*** Opening Data supplied ***
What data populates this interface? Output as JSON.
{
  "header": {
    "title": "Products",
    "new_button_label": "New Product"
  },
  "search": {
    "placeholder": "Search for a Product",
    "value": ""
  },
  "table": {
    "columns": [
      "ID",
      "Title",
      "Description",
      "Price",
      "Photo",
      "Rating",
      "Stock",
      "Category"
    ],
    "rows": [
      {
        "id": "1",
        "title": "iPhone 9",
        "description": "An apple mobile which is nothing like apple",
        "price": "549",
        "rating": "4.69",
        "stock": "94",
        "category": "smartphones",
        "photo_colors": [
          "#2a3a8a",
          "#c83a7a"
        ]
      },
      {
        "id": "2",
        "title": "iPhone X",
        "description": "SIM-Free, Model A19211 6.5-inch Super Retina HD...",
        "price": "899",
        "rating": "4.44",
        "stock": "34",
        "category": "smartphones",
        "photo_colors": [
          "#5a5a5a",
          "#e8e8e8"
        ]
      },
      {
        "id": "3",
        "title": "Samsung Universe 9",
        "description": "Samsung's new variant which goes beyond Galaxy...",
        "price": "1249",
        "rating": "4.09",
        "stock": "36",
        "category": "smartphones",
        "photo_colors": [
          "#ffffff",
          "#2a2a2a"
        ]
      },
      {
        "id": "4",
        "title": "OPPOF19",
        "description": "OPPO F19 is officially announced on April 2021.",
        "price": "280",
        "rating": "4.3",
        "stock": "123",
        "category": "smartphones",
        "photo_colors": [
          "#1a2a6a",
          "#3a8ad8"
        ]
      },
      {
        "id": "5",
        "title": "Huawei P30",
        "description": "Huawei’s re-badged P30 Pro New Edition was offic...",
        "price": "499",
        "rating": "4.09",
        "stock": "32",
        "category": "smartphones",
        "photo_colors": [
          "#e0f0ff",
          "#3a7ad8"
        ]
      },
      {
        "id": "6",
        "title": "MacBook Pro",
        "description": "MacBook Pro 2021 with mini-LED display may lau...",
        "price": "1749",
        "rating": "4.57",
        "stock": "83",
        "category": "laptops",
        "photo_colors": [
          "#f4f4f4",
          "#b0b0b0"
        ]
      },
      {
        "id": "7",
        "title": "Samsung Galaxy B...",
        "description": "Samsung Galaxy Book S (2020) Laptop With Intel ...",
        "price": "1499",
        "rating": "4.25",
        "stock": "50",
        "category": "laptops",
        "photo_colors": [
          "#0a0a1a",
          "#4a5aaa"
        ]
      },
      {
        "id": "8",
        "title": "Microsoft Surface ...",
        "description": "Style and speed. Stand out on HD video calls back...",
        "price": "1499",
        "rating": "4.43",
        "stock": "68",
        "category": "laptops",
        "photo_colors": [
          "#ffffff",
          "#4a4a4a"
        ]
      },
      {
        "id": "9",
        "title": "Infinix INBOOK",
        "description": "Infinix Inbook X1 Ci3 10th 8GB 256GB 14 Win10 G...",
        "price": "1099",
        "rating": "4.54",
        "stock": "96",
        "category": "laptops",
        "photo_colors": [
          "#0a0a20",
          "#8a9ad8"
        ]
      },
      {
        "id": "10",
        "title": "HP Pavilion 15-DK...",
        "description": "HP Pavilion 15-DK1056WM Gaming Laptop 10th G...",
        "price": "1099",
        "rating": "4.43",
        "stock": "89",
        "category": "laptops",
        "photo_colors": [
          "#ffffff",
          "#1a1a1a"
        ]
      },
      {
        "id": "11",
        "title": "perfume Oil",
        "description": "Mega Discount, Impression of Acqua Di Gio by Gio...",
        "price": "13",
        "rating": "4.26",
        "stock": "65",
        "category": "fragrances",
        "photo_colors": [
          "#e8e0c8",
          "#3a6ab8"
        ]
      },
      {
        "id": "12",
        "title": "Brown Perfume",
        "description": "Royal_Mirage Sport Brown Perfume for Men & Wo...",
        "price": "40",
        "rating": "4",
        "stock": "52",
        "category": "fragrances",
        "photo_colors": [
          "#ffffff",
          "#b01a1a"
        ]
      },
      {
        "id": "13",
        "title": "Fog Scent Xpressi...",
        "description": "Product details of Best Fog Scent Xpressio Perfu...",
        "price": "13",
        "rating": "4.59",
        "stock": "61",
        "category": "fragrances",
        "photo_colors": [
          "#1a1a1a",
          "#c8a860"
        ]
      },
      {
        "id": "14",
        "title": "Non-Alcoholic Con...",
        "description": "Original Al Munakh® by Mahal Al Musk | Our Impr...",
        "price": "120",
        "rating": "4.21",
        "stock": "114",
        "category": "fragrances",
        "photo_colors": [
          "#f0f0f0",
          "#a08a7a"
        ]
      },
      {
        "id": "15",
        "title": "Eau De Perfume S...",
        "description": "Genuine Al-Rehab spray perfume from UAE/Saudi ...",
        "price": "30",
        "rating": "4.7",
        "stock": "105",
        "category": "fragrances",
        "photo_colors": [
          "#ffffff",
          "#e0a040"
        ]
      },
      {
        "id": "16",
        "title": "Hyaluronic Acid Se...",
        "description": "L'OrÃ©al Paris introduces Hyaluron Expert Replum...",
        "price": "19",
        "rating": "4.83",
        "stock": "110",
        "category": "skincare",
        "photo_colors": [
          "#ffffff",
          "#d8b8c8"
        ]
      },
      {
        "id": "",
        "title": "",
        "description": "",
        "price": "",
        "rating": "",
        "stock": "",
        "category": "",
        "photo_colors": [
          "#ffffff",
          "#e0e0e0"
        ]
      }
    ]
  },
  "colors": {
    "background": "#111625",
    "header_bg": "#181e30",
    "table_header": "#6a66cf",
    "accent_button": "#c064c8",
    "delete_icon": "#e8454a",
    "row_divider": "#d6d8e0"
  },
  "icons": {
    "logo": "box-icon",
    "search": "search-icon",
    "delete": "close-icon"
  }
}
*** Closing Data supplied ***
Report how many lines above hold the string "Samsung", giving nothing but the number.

Response area |
4